Tommy McClennan

From Wikipedia, the free encyclopedia
Jump to: navigation, search
Tommy McClennan
Born (1905-01-04)January 4, 1905
Durant, Mississippi, United States
Died May 9, 1961(1961-05-09)
Chicago, Illinois, United States
Genres Delta blues, country blues, blues
Instruments Guitar
Years active 1939–19421
Labels Bluebird
Associated acts Robert Petway

Tommy McClennan (January 4, 1905[1] – May 9, 1961) was an American Delta blues singer and guitarist.[2]

Life and career[edit]

McClennan was born in Durant, Mississippi, United States, and grew up in the town. He played and sang blues in a rough, energetic style.

He made a series of recordings for Bluebird Records from 1939 through 1942 and regularly played with his friend Robert Petway. His voice is heard in the background on Petway's recording of "Boogie Woogie Woman" (1942).[3] McClennan's singles in this period included "Bottle It Up and Go", "New Highway No.51", "Shake 'Em on Down", and "Whiskey Head Woman".[3]

Several of his songs have been covered by other musicians, including "Cross Cut Saw Blues" (covered by Albert King) and "My Baby's Gone" (Moon Mullican).[4] McClennan's "I'm A Guitar King" was included on the 1959 collection issued by Folkways Records, The Country Blues.

McClennan died of bronchopneumonia in Chicago, Illinois on May 9, 1961.[5][6]

Citation[edit]

"He had a different style of playing a guitar", Big Bill Broonzy remarked drily. "You just make the chords and change when you feel like changing"[3]

In John Fahey's "Screaming and Hollerin' the Blues" there is an interview conducted with Booker Miller, who was a contemporary of Charlie Patton, he makes mention of someone who is most likely Tommy McClennan, though he does not know his name: "... and I saw another fella he put some records out, they (him and Willie Brown) be together, but he be by himself when I see him, they called him "Sugar"... I ain't never known him as nothing but Sugar, he put out a record called Bottle Up and Go... I sold him my guitar."

Bob Dylan covered Tommy McClennan's Highway 51 on his self-named debut album in 1962.

See also[edit]

References[edit]

  1. ^ Mississippi Blues Trail website, entry for Tommy McClennan - accessed January 2012
  2. ^ Du Noyer, Paul (2003). The Illustrated Encyclopedia of Music (1st ed.). Fulham, London: Flame Tree Publishing. p. 181. ISBN 1-904041-96-5. 
  3. ^ a b c Russell, Tony (1997). The Blues: From Robert Johnson to Robert Cray.
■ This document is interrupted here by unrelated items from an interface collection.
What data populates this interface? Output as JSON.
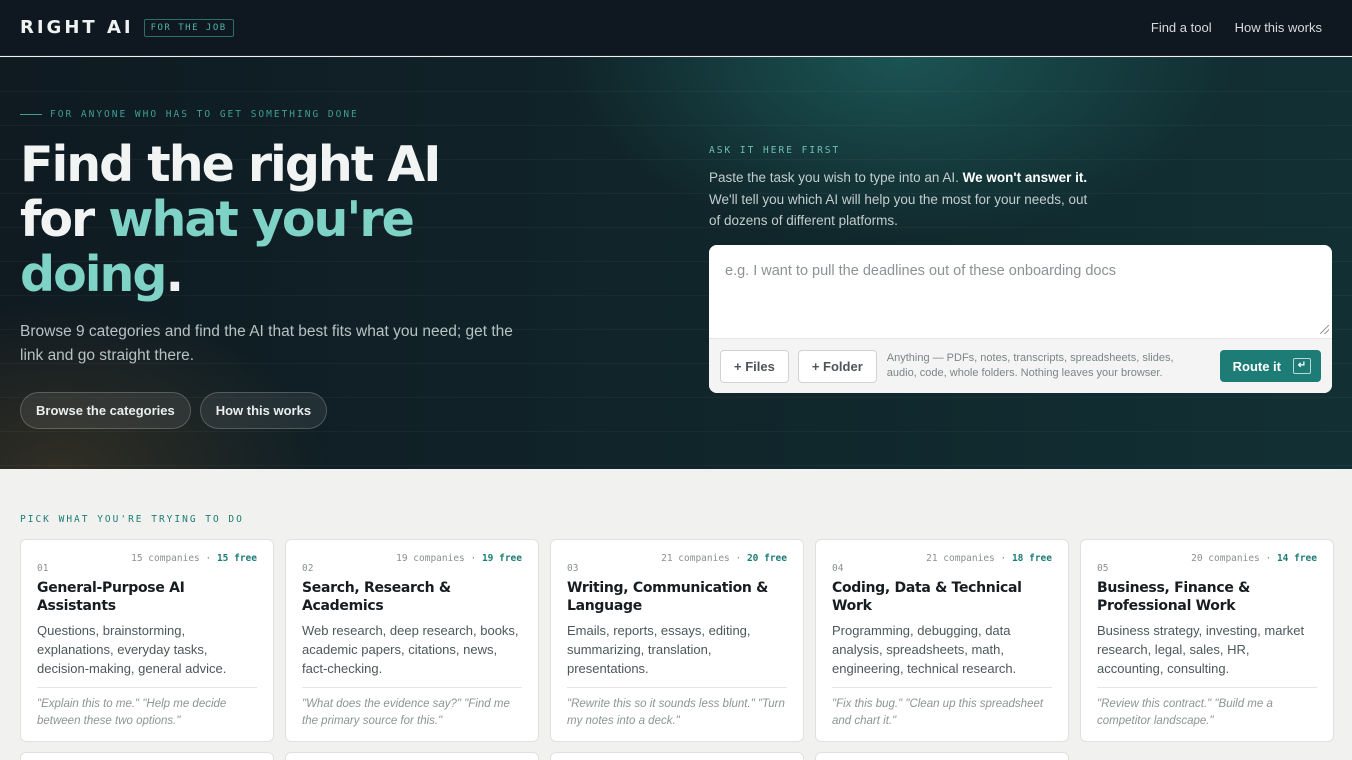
{
  "header": {
    "logo": "RIGHT AI",
    "logo_tag": "FOR THE JOB",
    "nav": [
      {
        "label": "Find a tool"
      },
      {
        "label": "How this works"
      }
    ]
  },
  "hero": {
    "eyebrow": "FOR ANYONE WHO HAS TO GET SOMETHING DONE",
    "headline_part1": "Find the right AI",
    "headline_part2": "for",
    "headline_accent": "what you're doing",
    "headline_end": ".",
    "subtext": "Browse 9 categories and find the AI that best fits what you need; get the link and go straight there.",
    "buttons": [
      {
        "label": "Browse the categories"
      },
      {
        "label": "How this works"
      }
    ]
  },
  "ask": {
    "label": "ASK IT HERE FIRST",
    "desc_part1": "Paste the task you wish to type into an AI.",
    "desc_bold": "We won't answer it.",
    "desc_part2": "We'll tell you which AI will help you the most for your needs, out of dozens of different platforms.",
    "placeholder": "e.g. I want to pull the deadlines out of these onboarding docs",
    "files_label": "+ Files",
    "folder_label": "+ Folder",
    "note": "Anything — PDFs, notes, transcripts, spreadsheets, slides, audio, code, whole folders. Nothing leaves your browser.",
    "route_label": "Route it",
    "enter_glyph": "↵"
  },
  "categories": {
    "label": "PICK WHAT YOU'RE TRYING TO DO",
    "items": [
      {
        "num": "01",
        "companies": "15 companies",
        "free": "15 free",
        "title": "General-Purpose AI Assistants",
        "desc": "Questions, brainstorming, explanations, everyday tasks, decision-making, general advice.",
        "quote": "\"Explain this to me.\" \"Help me decide between these two options.\""
      },
      {
        "num": "02",
        "companies": "19 companies",
        "free": "19 free",
        "title": "Search, Research & Academics",
        "desc": "Web research, deep research, books, academic papers, citations, news, fact-checking.",
        "quote": "\"What does the evidence say?\" \"Find me the primary source for this.\""
      },
      {
        "num": "03",
        "companies": "21 companies",
        "free": "20 free",
        "title": "Writing, Communication & Language",
        "desc": "Emails, reports, essays, editing, summarizing, translation, presentations.",
        "quote": "\"Rewrite this so it sounds less blunt.\" \"Turn my notes into a deck.\""
      },
      {
        "num": "04",
        "companies": "21 companies",
        "free": "18 free",
        "title": "Coding, Data & Technical Work",
        "desc": "Programming, debugging, data analysis, spreadsheets, math, engineering, technical research.",
        "quote": "\"Fix this bug.\" \"Clean up this spreadsheet and chart it.\""
      },
      {
        "num": "05",
        "companies": "20 companies",
        "free": "14 free",
        "title": "Business, Finance & Professional Work",
        "desc": "Business strategy, investing, market research, legal, sales, HR, accounting, consulting.",
        "quote": "\"Review this contract.\" \"Build me a competitor landscape.\""
      }
    ]
  }
}
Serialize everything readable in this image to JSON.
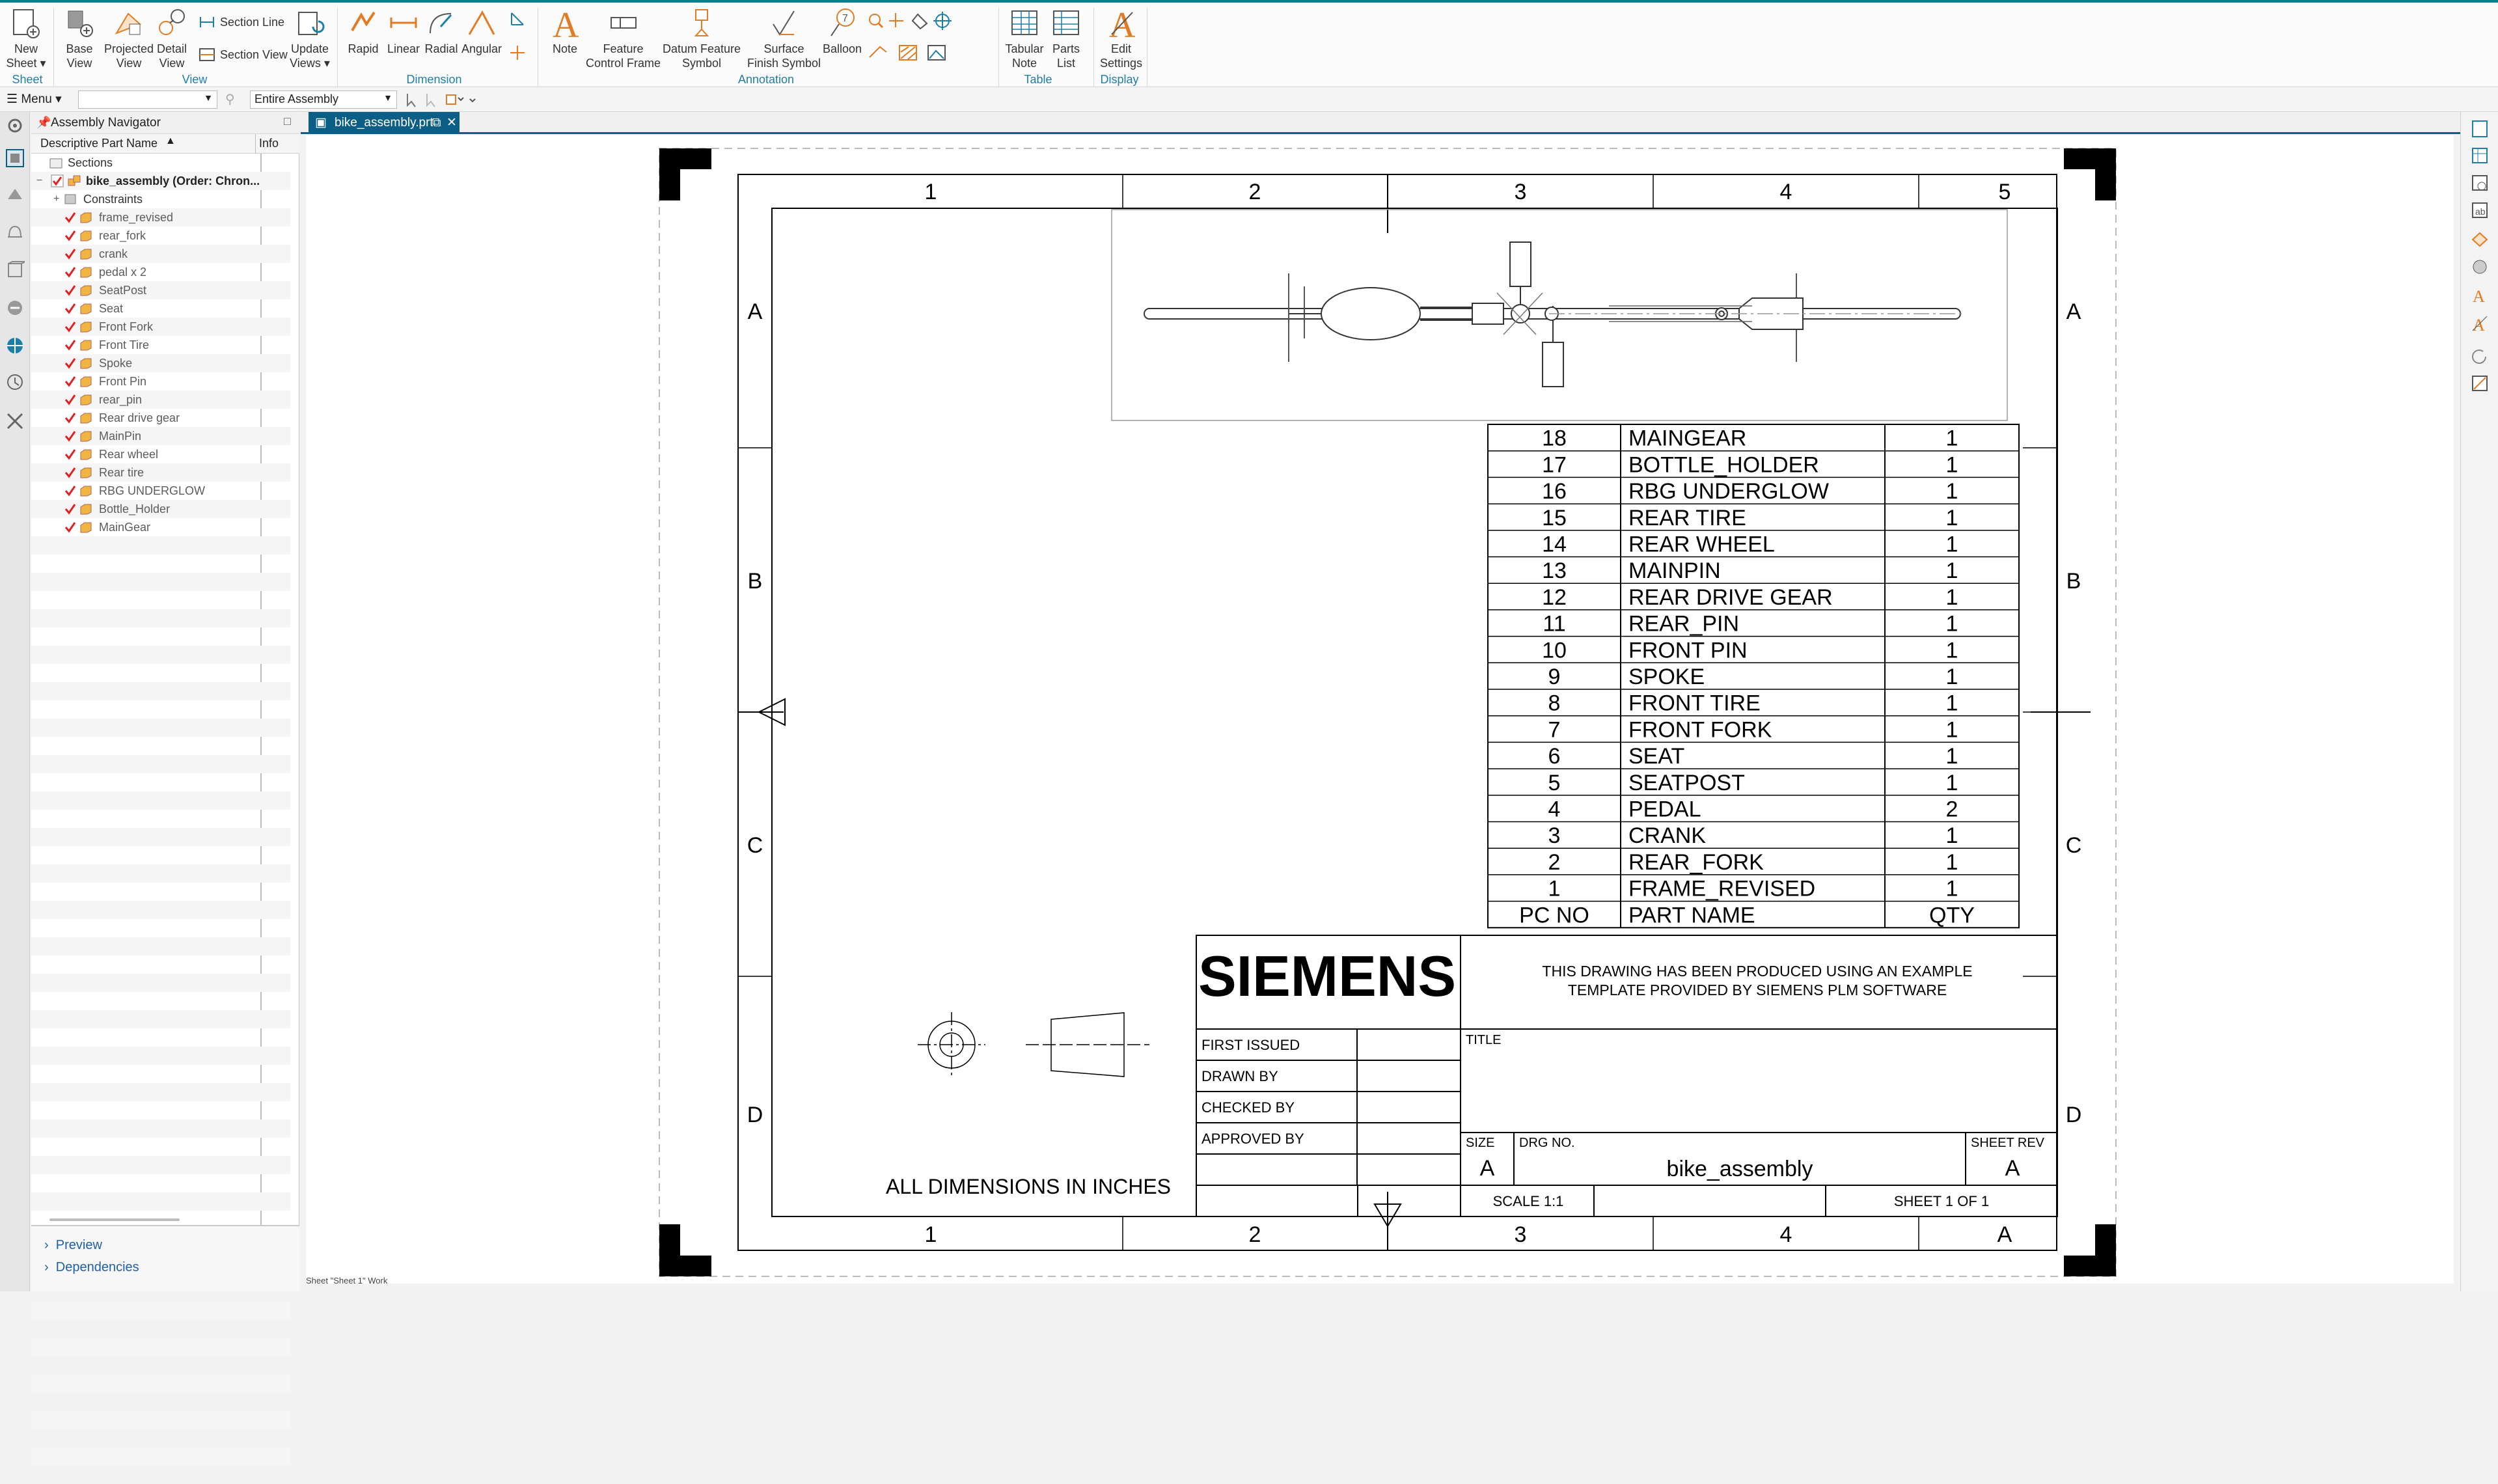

Dubai: Carlton Books Limited. p. 139. ISBN 1-85868-255-X. 
  4. ^ Allmusic biography - accessed January 2008
  5. ^ Central Iowa Blues Society website - accessed January 2008
  6. ^ Mississippi Blues Trail Website - accessed October 2013

External links[edit]